The Rime Of The Ancient Mariner, written by Samuel Taylor Coleridge, is the basis of this year's summer exhibition at Cromer's Church Street Gallery.
The dramatic illustrations represent the result of several years work for local artist Lewis Davies.
"I became fascinated by the story of The Ancient Mariner when I realised that almost every verse contained a visual image," said Davies.
"The mood of the poem changes rapidly with very imaginative passages that seem to cry out to be illustrated. Once I started I couldn't stop and produced more than 50 pictures: almost one per verse," he added.
History of the poem
|Becalmed seas for the Mariner (detail)|
The Rime of the Ancient Mariner was first published in 1798 and although not specifically of any time, its ballad form suggests that it may derive partly from the tales of early explorers.
Lewis Davies has chosen to set the pictures in Tudor times, providing dramatic scenes of galleons and the backdrop of a Tudor wedding where the Ancient Mariner accosts a guest with his tragic tale.
In addition to the exhibition of Davies' works at the Church Street Gallery, Lewis and his wife Hilary will be giving an audio visual presentation of the paintings, poem and selected music in Cromer at the end of the month.
"We have produced colour slides of all the illustrations and set them to music by Vaughan Williams and Benjamin Britten as I read the poem," said Davies.
"It took around 15 months to illustrate the entire poem, squeezing them in between other works. Once you get the imagination going, one thing leads to another. I was playing the music and painting away.
"The works are created in Gouache, which is similar to watercolor but heavier and more opaque. I also use colour pencils, wax crayons, inks - almost everything apart from oils.
"Once the illustration is finished I then use a colourless varnish to give the works a richer colour," he added.
|Encounter with an albatross (detail)|
The poem of The Ancient Mariner is a parable, telling of sin, loss, suffering and redemption.
The shooting of the albatross may or may not have led to the terrible disasters which follow, but the Mariner is eventually absolved by blessing the strange creatures he encounters in the unknown regions of the cold seas.
As well as providing a multitude of imagery, the poem provides some of the best known lines in English literature.
The exhibition of Lewis Davies' work in Cromer comes after the gallery's curator, John James, saw Davies' audio visual presentation of The Ancient Mariner in West Runton, earlier in the year.
"One of the nice things about living around here is that there's always something going on in the evening. When I saw the presentation about the poem, using Lewis' pictures in a creative way, I thought it would be good to get them together as a body of work for people see," said John James.
"Some of the pictures are really quite scary.

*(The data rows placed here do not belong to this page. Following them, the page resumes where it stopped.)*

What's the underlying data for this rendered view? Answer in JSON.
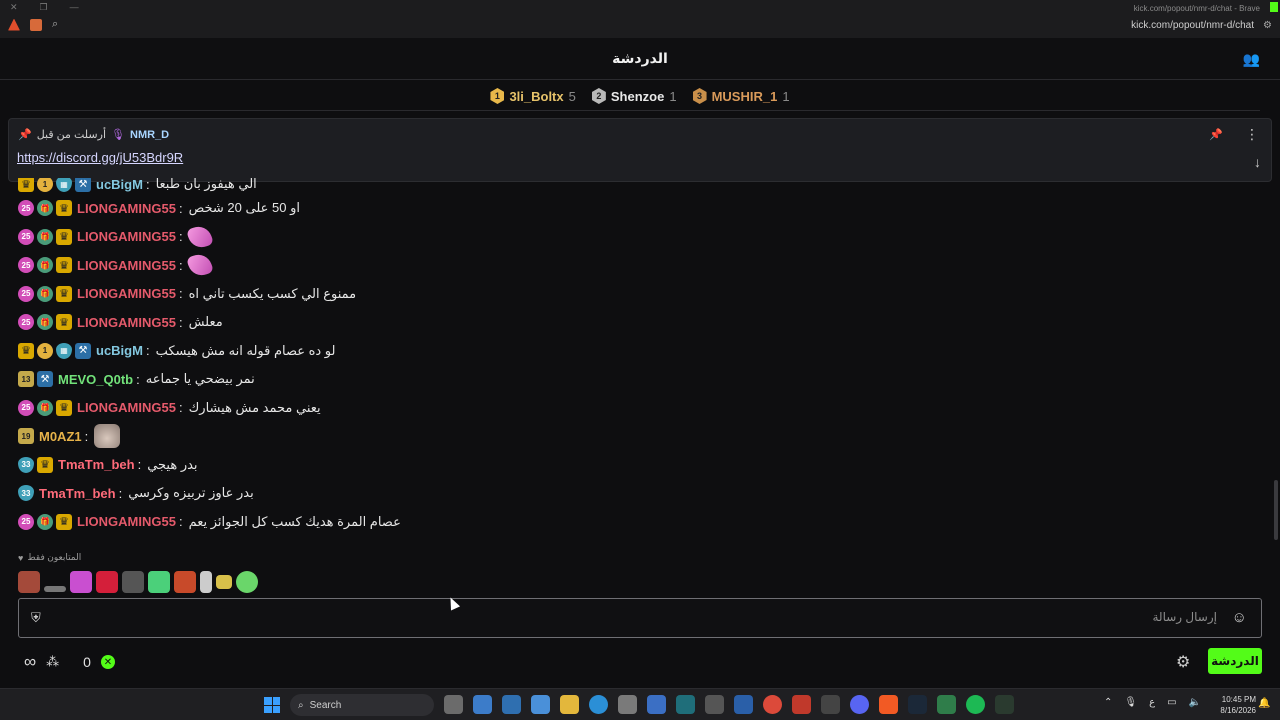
{
  "browser": {
    "title_right": "kick.com/popout/nmr-d/chat - Brave",
    "url": "kick.com/popout/nmr-d/chat"
  },
  "header": {
    "title": "الدردشة"
  },
  "leaderboard": [
    {
      "rank": "1",
      "name": "3li_Boltx",
      "count": "5",
      "color": "#e7c36a"
    },
    {
      "rank": "2",
      "name": "Shenzoe",
      "count": "1",
      "color": "#e8e8e8"
    },
    {
      "rank": "3",
      "name": "MUSHIR_1",
      "count": "1",
      "color": "#d99a5a"
    }
  ],
  "pinned": {
    "label": "أرسلت من قبل",
    "user": "NMR_D",
    "link": "https://discord.gg/jU53Bdr9R"
  },
  "messages": [
    {
      "user": "ucBigM",
      "text": "الي هيفوز بان طبعا",
      "color": "c-cyan",
      "badges": [
        "crown",
        "gold1",
        "cyan",
        "tool"
      ]
    },
    {
      "user": "LIONGAMING55",
      "text": "او 50 على 20 شخص",
      "color": "c-red",
      "badges": [
        "sub",
        "gift",
        "crown"
      ]
    },
    {
      "user": "LIONGAMING55",
      "text": "",
      "color": "c-red",
      "badges": [
        "sub",
        "gift",
        "crown"
      ],
      "emote": "pink"
    },
    {
      "user": "LIONGAMING55",
      "text": "",
      "color": "c-red",
      "badges": [
        "sub",
        "gift",
        "crown"
      ],
      "emote": "pink"
    },
    {
      "user": "LIONGAMING55",
      "text": "ممنوع الي كسب يكسب تاني اه",
      "color": "c-red",
      "badges": [
        "sub",
        "gift",
        "crown"
      ]
    },
    {
      "user": "LIONGAMING55",
      "text": "معلش",
      "color": "c-red",
      "badges": [
        "sub",
        "gift",
        "crown"
      ]
    },
    {
      "user": "ucBigM",
      "text": "لو ده عصام قوله انه مش هيسكب",
      "color": "c-cyan",
      "badges": [
        "crown",
        "gold1",
        "cyan",
        "tool"
      ]
    },
    {
      "user": "MEVO_Q0tb",
      "text": "نمر بيضحي يا جماعه",
      "color": "c-green",
      "badges": [
        "num13",
        "tool"
      ]
    },
    {
      "user": "LIONGAMING55",
      "text": "يعني محمد مش هيشارك",
      "color": "c-red",
      "badges": [
        "sub",
        "gift",
        "crown"
      ]
    },
    {
      "user": "M0AZ1",
      "text": "",
      "color": "c-yellow",
      "badges": [
        "num19"
      ],
      "emote": "cat"
    },
    {
      "user": "TmaTm_beh",
      "text": "بدر هيجي",
      "color": "c-pink",
      "badges": [
        "shield33",
        "crown"
      ]
    },
    {
      "user": "TmaTm_beh",
      "text": "بدر عاوز تربيزه وكرسي",
      "color": "c-pink",
      "badges": [
        "shield33"
      ]
    },
    {
      "user": "LIONGAMING55",
      "text": "عصام المرة هديك كسب كل الجوائز يعم",
      "color": "c-red",
      "badges": [
        "sub",
        "gift",
        "crown"
      ]
    }
  ],
  "badge_text": {
    "sub": "25",
    "gold1": "1",
    "num13": "13",
    "num19": "19",
    "shield33": "33"
  },
  "emote_bar": {
    "label": "المتابعون فقط"
  },
  "input": {
    "placeholder": "إرسال رسالة"
  },
  "footer": {
    "count": "0",
    "chat_button": "الدردشة"
  },
  "taskbar": {
    "search": "Search",
    "time": "10:45 PM",
    "date": "8/16/2026",
    "lang": "ع"
  }
}
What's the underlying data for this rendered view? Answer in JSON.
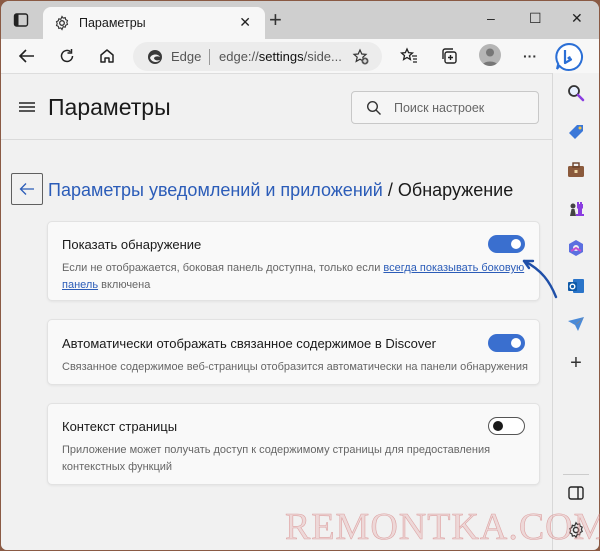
{
  "browser": {
    "tab_title": "Параметры",
    "new_tab": "+",
    "window_controls": {
      "minimize": "–",
      "maximize": "☐",
      "close": "✕"
    },
    "tab_close": "✕",
    "address": {
      "brand": "Edge",
      "url_prefix": "edge://",
      "url_bold": "settings",
      "url_rest": "/side..."
    },
    "more": "···"
  },
  "settings": {
    "title": "Параметры",
    "search_placeholder": "Поиск настроек",
    "breadcrumb": {
      "parent": "Параметры уведомлений и приложений",
      "separator": " / ",
      "current": "Обнаружение"
    },
    "cards": [
      {
        "title": "Показать обнаружение",
        "desc_before": "Если не отображается, боковая панель доступна, только если ",
        "desc_link": "всегда показывать боковую панель",
        "desc_after": " включена",
        "enabled": true
      },
      {
        "title": "Автоматически отображать связанное содержимое в Discover",
        "desc": "Связанное содержимое веб-страницы отобразится автоматически на панели обнаружения",
        "enabled": true
      },
      {
        "title": "Контекст страницы",
        "desc": "Приложение может получать доступ к содержимому страницы для предоставления контекстных функций",
        "enabled": false
      }
    ]
  },
  "sidebar": {
    "items": [
      "search-icon",
      "shopping-tag-icon",
      "tools-briefcase-icon",
      "games-chess-icon",
      "microsoft365-icon",
      "outlook-icon",
      "drop-send-icon",
      "add-icon"
    ],
    "add": "+"
  },
  "colors": {
    "accent": "#3a6fcf",
    "link": "#2b5cb8"
  },
  "watermark": "REMONTKA.COM"
}
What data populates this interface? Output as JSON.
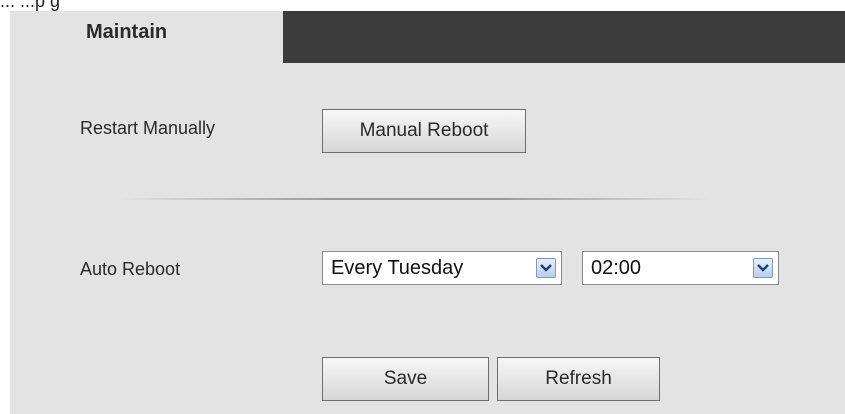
{
  "top_cut_text": "...                                  ...p                                    g",
  "tab": {
    "label": "Maintain"
  },
  "restart": {
    "label": "Restart Manually",
    "button_label": "Manual Reboot"
  },
  "auto_reboot": {
    "label": "Auto Reboot",
    "day_value": "Every Tuesday",
    "time_value": "02:00"
  },
  "actions": {
    "save_label": "Save",
    "refresh_label": "Refresh"
  },
  "colors": {
    "panel_bg": "#e3e3e3",
    "tab_bar_bg": "#3c3c3c"
  },
  "icons": {
    "select_arrow": "chevron-down-icon"
  }
}
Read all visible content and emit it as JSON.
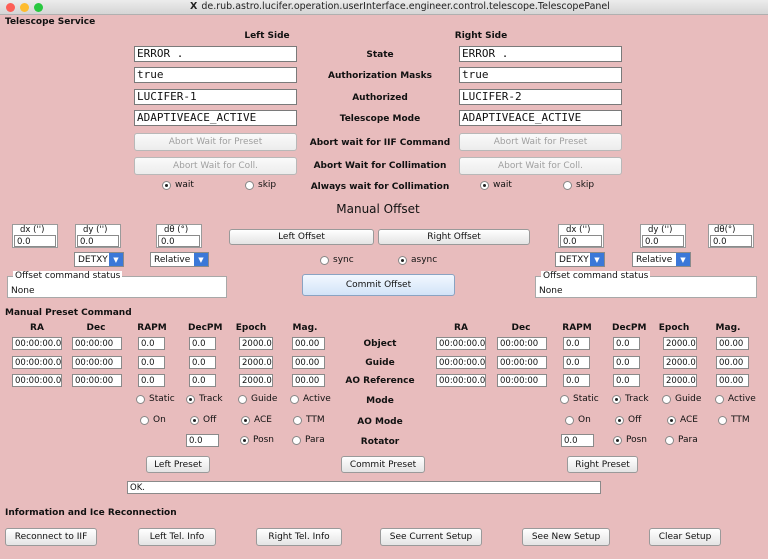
{
  "window": {
    "title": "de.rub.astro.lucifer.operation.userInterface.engineer.control.telescope.TelescopePanel",
    "x_glyph": "X"
  },
  "telescope_service": {
    "section_title": "Telescope Service",
    "left_header": "Left Side",
    "right_header": "Right Side",
    "rows": {
      "state": {
        "label": "State",
        "left": "ERROR  .",
        "right": "ERROR  ."
      },
      "auth_masks": {
        "label": "Authorization Masks",
        "left": "true",
        "right": "true"
      },
      "authorized": {
        "label": "Authorized",
        "left": "LUCIFER-1",
        "right": "LUCIFER-2"
      },
      "telescope_mode": {
        "label": "Telescope Mode",
        "left": "ADAPTIVEACE_ACTIVE",
        "right": "ADAPTIVEACE_ACTIVE"
      },
      "abort_iif": {
        "label": "Abort wait for IIF Command",
        "left": "Abort Wait for Preset",
        "right": "Abort Wait for Preset"
      },
      "abort_coll": {
        "label": "Abort Wait for Collimation",
        "left": "Abort Wait for Coll.",
        "right": "Abort Wait for Coll."
      },
      "always_wait": {
        "label": "Always wait for Collimation",
        "wait": "wait",
        "skip": "skip"
      }
    }
  },
  "manual_offset": {
    "title": "Manual Offset",
    "dx_label": "dx ('')",
    "dy_label": "dy ('')",
    "dtheta_label": "dθ (°)",
    "dtheta_label_right": "dθ(°)",
    "left": {
      "dx": "0.0",
      "dy": "0.0",
      "dtheta": "0.0",
      "frame": "DETXY",
      "mode": "Relative"
    },
    "right": {
      "dx": "0.0",
      "dy": "0.0",
      "dtheta": "0.0",
      "frame": "DETXY",
      "mode": "Relative"
    },
    "left_offset_button": "Left Offset",
    "right_offset_button": "Right Offset",
    "sync": "sync",
    "async": "async",
    "commit_button": "Commit Offset",
    "status_legend": "Offset command status",
    "left_status": "None",
    "right_status": "None"
  },
  "manual_preset": {
    "section_title": "Manual Preset Command",
    "columns": [
      "RA",
      "Dec",
      "RAPM",
      "DecPM",
      "Epoch",
      "Mag."
    ],
    "rows": [
      {
        "label": "Object",
        "left": [
          "00:00:00.0",
          "00:00:00",
          "0.0",
          "0.0",
          "2000.0",
          "00.00"
        ],
        "right": [
          "00:00:00.0",
          "00:00:00",
          "0.0",
          "0.0",
          "2000.0",
          "00.00"
        ]
      },
      {
        "label": "Guide",
        "left": [
          "00:00:00.0",
          "00:00:00",
          "0.0",
          "0.0",
          "2000.0",
          "00.00"
        ],
        "right": [
          "00:00:00.0",
          "00:00:00",
          "0.0",
          "0.0",
          "2000.0",
          "00.00"
        ]
      },
      {
        "label": "AO Reference",
        "left": [
          "00:00:00.0",
          "00:00:00",
          "0.0",
          "0.0",
          "2000.0",
          "00.00"
        ],
        "right": [
          "00:00:00.0",
          "00:00:00",
          "0.0",
          "0.0",
          "2000.0",
          "00.00"
        ]
      }
    ],
    "mode_label": "Mode",
    "mode_options": [
      "Static",
      "Track",
      "Guide",
      "Active"
    ],
    "ao_mode_label": "AO Mode",
    "ao_options": [
      "On",
      "Off",
      "ACE",
      "TTM"
    ],
    "rotator_label": "Rotator",
    "rotator_left": "0.0",
    "rotator_right": "0.0",
    "rotator_options": [
      "Posn",
      "Para"
    ],
    "left_preset_button": "Left Preset",
    "commit_preset_button": "Commit Preset",
    "right_preset_button": "Right Preset",
    "status_text": "OK."
  },
  "info": {
    "section_title": "Information and Ice Reconnection",
    "buttons": {
      "reconnect": "Reconnect to IIF",
      "left_info": "Left Tel. Info",
      "right_info": "Right Tel. Info",
      "current_setup": "See Current Setup",
      "new_setup": "See New Setup",
      "clear_setup": "Clear Setup"
    }
  },
  "colors": {
    "background": "#e8bcbd",
    "select_arrow": "#3b78d8",
    "close": "#fd5f57",
    "minimize": "#febc2e",
    "zoom": "#28c840"
  }
}
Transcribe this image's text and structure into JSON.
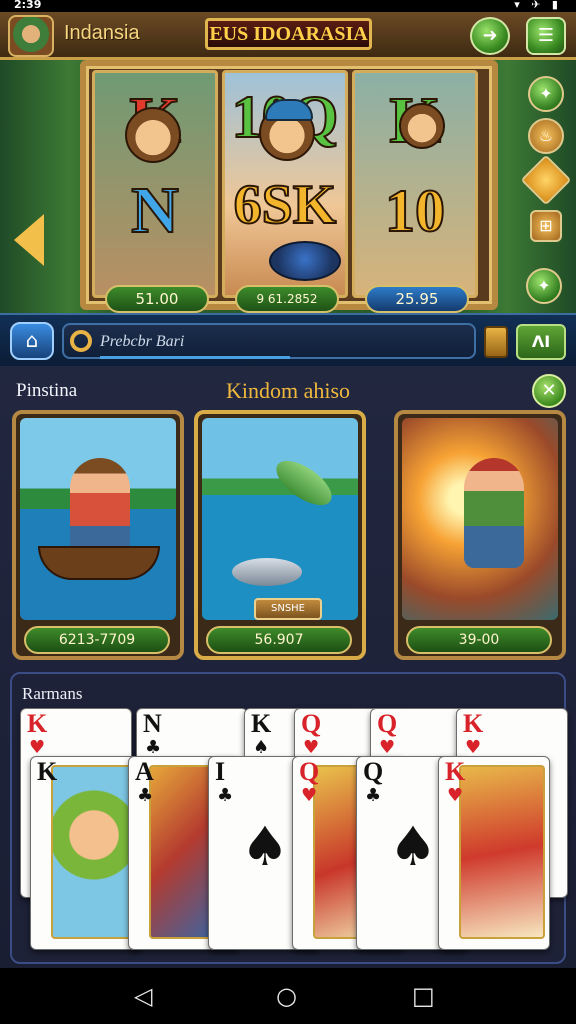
{
  "status_bar": {
    "time": "2:39",
    "icons": "▾ ✈ ▮"
  },
  "header": {
    "region": "Indansia",
    "brand": "EUS IDOARASIA",
    "buttons": [
      {
        "icon": "arrow-icon",
        "glyph": "➜"
      },
      {
        "icon": "menu-icon",
        "glyph": "☰"
      }
    ]
  },
  "slot": {
    "reels": [
      {
        "top": "K",
        "middle": "N",
        "payline": "51.00"
      },
      {
        "top": "10",
        "middle": "6SK",
        "payline": "9 61.2852"
      },
      {
        "top": "K",
        "middle": "10",
        "payline": "25.95"
      }
    ],
    "top_middle_suffix": "Q"
  },
  "search": {
    "placeholder": "Prebcbr Bari",
    "button_label": "ΛΙ"
  },
  "panel": {
    "left_label": "Pinstina",
    "title": "Kindom ahiso",
    "games": [
      {
        "name": "boat-game",
        "price": "6213-7709",
        "tag": ""
      },
      {
        "name": "fishing-game",
        "price": "56.907",
        "tag": "SNSHE"
      },
      {
        "name": "slingshot-game",
        "price": "39-00",
        "tag": ""
      }
    ],
    "cards_label": "Rarmans",
    "back_row": [
      {
        "rank": "K",
        "suit": "♥",
        "color": "red"
      },
      {
        "rank": "N",
        "suit": "♣",
        "color": "black"
      },
      {
        "rank": "K",
        "suit": "♠",
        "color": "black"
      },
      {
        "rank": "Q",
        "suit": "♥",
        "color": "red"
      },
      {
        "rank": "Q",
        "suit": "♥",
        "color": "red"
      },
      {
        "rank": "K",
        "suit": "♥",
        "color": "red"
      }
    ],
    "front_row": [
      {
        "rank": "K",
        "suit": "",
        "color": "black"
      },
      {
        "rank": "A",
        "suit": "♣",
        "color": "black"
      },
      {
        "rank": "I",
        "suit": "♣",
        "color": "black",
        "center": "♠"
      },
      {
        "rank": "Q",
        "suit": "♥",
        "color": "red"
      },
      {
        "rank": "Q",
        "suit": "♣",
        "color": "black",
        "center": "♠"
      },
      {
        "rank": "K",
        "suit": "♥",
        "color": "red"
      }
    ]
  },
  "nav": {
    "back": "◁",
    "home": "○",
    "recents": "□"
  }
}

I thought it would be good fun to present them during the holiday period when children could come in and see them. It's not a selling exhibition as such, but it's certain brought people into Cromer and into the gallery.
|"Water, water everywhere, And all the boards did shrink; Water, water everywhere, Nor any drop to drink."|
|- Samuel Taylor Coleridge|
"We hope that somebody will see it as an interesting collection and who knows, might want to pick up for publication," he added.
Exhibition and presentation
The exhibition at the Church Street Gallery in Cromer runs until Wednesday 31 August, 2005.
The audio visual presentation of The Rime Of The Ancient Mariner by Lewis and Hilary Davies takes place at Cromer WI Hall, Garden Street, Cromer on Thursday 25 August at 7pm.
For further information on both events, contact John James on 01263 510100.